Each September, Chinese families gather to celebrate the Mid-Autumn Festival. The festival falls on the fifteenth day of the eighth month of the lunar calendar, which is when the moon is at its fullest and brightest. The moon's roundness symbolizes harmony and prosperity, and the festival celebrates the harvest, often bringing together family members from near and far.
Although ways of celebrating differ throughout China, mooncakes have a starring role no matter the region. In Yunnan province, mooncakes are traditionally filled with the region's famed dried ham, while mooncakes in Hunan province feature roses and osmanthus. Today, contemporary versions of mooncakes with custard, ice cream, or fruit fillings are common around China. Each year, I look forward to snow-skin mooncakes, which are similar to mochi with their chewy exterior made from a sweet rice flour dough. They're often filled with ice cream-in flavors like chocolate, durian, and green tea-and while they aren't classically Chinese, they are very delicious.
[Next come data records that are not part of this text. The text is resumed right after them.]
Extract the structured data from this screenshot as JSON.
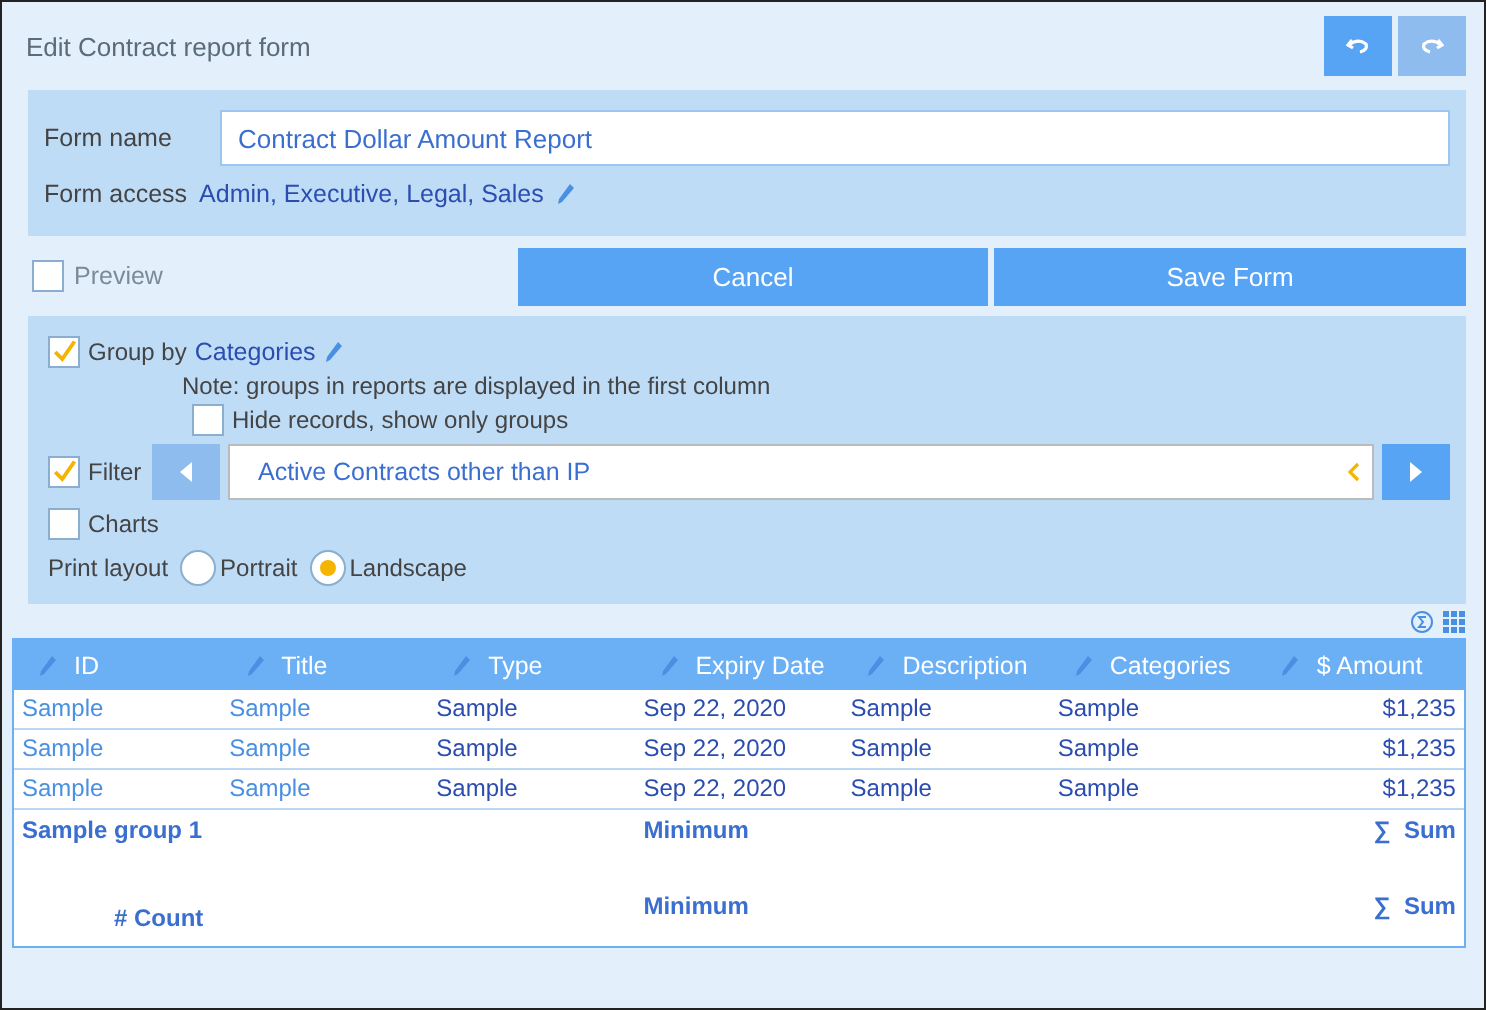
{
  "title": "Edit Contract report form",
  "toolbar": [
    {
      "kind": "undo",
      "disabled": false
    },
    {
      "kind": "redo",
      "disabled": true
    }
  ],
  "form_name": {
    "label": "Form name",
    "value": "Contract Dollar Amount Report"
  },
  "form_access": {
    "label": "Form access",
    "value": "Admin, Executive, Legal, Sales"
  },
  "preview": {
    "label": "Preview",
    "checked": false
  },
  "buttons": [
    "Cancel",
    "Save Form"
  ],
  "group_by": {
    "label": "Group by",
    "checked": true,
    "value": "Categories",
    "note": "Note: groups in reports are displayed in the first column",
    "hide_records": {
      "label": "Hide records, show only groups",
      "checked": false
    }
  },
  "filter": {
    "label": "Filter",
    "checked": true,
    "value": "Active Contracts other than IP",
    "prev_disabled": true,
    "next_disabled": false
  },
  "charts": {
    "label": "Charts",
    "checked": false
  },
  "print_layout": {
    "label": "Print layout",
    "options": [
      {
        "label": "Portrait",
        "selected": false
      },
      {
        "label": "Landscape",
        "selected": true
      }
    ]
  },
  "table": {
    "columns": [
      {
        "label": "ID",
        "kind": "link"
      },
      {
        "label": "Title",
        "kind": "link"
      },
      {
        "label": "Type",
        "kind": "text"
      },
      {
        "label": "Expiry Date",
        "kind": "text"
      },
      {
        "label": "Description",
        "kind": "text"
      },
      {
        "label": "Categories",
        "kind": "text"
      },
      {
        "label": "$ Amount",
        "kind": "amount"
      }
    ],
    "rows": [
      [
        "Sample",
        "Sample",
        "Sample",
        "Sep 22, 2020",
        "Sample",
        "Sample",
        "$1,235"
      ],
      [
        "Sample",
        "Sample",
        "Sample",
        "Sep 22, 2020",
        "Sample",
        "Sample",
        "$1,235"
      ],
      [
        "Sample",
        "Sample",
        "Sample",
        "Sep 22, 2020",
        "Sample",
        "Sample",
        "$1,235"
      ]
    ],
    "summary_rows": [
      [
        "Sample group 1",
        "",
        "",
        "Minimum",
        "",
        "",
        "∑  Sum"
      ],
      [
        "#  Count",
        "",
        "",
        "Minimum",
        "",
        "",
        "∑  Sum"
      ]
    ]
  }
}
When I was growing up in Hong Kong, my family ate Cantonese mooncakes, which are traditionally made with a lard-based pastry dough and filled with a luxurious lotus seed paste reminiscent of a honey caramel. Nestled in the center is a bright, round salted egg yolk that is as radiant as the moon. The cakes are set in an elaborate mold (sometimes shaped like a chrysanthemum), with characters that represent health and prosperity. My parents would buy mooncakes as soon as they were available and bring them to my grandparents' home, where our large family would gather for dinner every Sunday and for every celebration.
We'd enjoy a simple but perfectly cooked meal by my grandma: comforting and deeply flavored double-boiled chicken soup, steamed pork cake with salted fish, and a whole poached chicken served with ginger and scallion sauce. After dinner, she'd serve an assortment of fruit and mooncakes. Although some people dislike the richness and saltiness of the yolks, my cousins would battle each other for the piece with the largest yolk. After, we'd head outside with lit lanterns to admire the full moon and look for Chang'e, the Moon Goddess who is rumored to live on the moon. (Chang'e is so iconic within Chinese culture that the Chinese Lunar Exploration Program is nicknamed the Chang'e Project.)
Today, I live in New York City, a whopping 16-hour flight away from my family in Hong Kong. Although I'm used to celebrating the Mid-Autumn Festival without them, this year is especially hard: Because of the pandemic, I haven't seen my family in almost two years. To alleviate some of my homesickness, I've taken to purchasing boxes of pastries from Hong Kong-style bakeries in Manhattan's Chinatown. Despite being an avid baker, I've never been able to replicate the pastries from my childhood-which is why I was so excited to see food blogger Kristina Cho's new book Mooncakes and Milk Bread: Sweet & Savory Recipes Inspired by Chinese Bakeries.
Cho understands the deep nostalgia and longing Chinese Americans have for Chinese bakery treats, like classic egg tarts and fluffy Malay cake. She writes, "I discovered that the recipes that resonated most with my readers were the ones that connected them to a flavor from their childhood… These recipes are hard to come by, and if anything exists, it's via a few untrustworthy web links. I wanted to change that and share a collection of thoughtful, well-tested recipes dedicated to my beloved Chinese bakeries and cafes."
Among these recipes is a guide to mooncakes, in which she explores and shares different methods for making these delights at home. Wanting to develop an easy mooncake recipe that didn't require a special trip to an Asian supermarket, Cho consulted her mother. Together, they came up with a mooncake inspired by a traditional mixed nut and ham filling: Encased in a soft, chewy crust is a combination of coarsely ground pistachios, fragrant honey, and a generous sprinkling of salt. These may not be the traditional mooncakes of my childhood, but they're perfect for creating new traditions of my own as I look up to the moon-the same moon my family is gazing at, 16 hours away.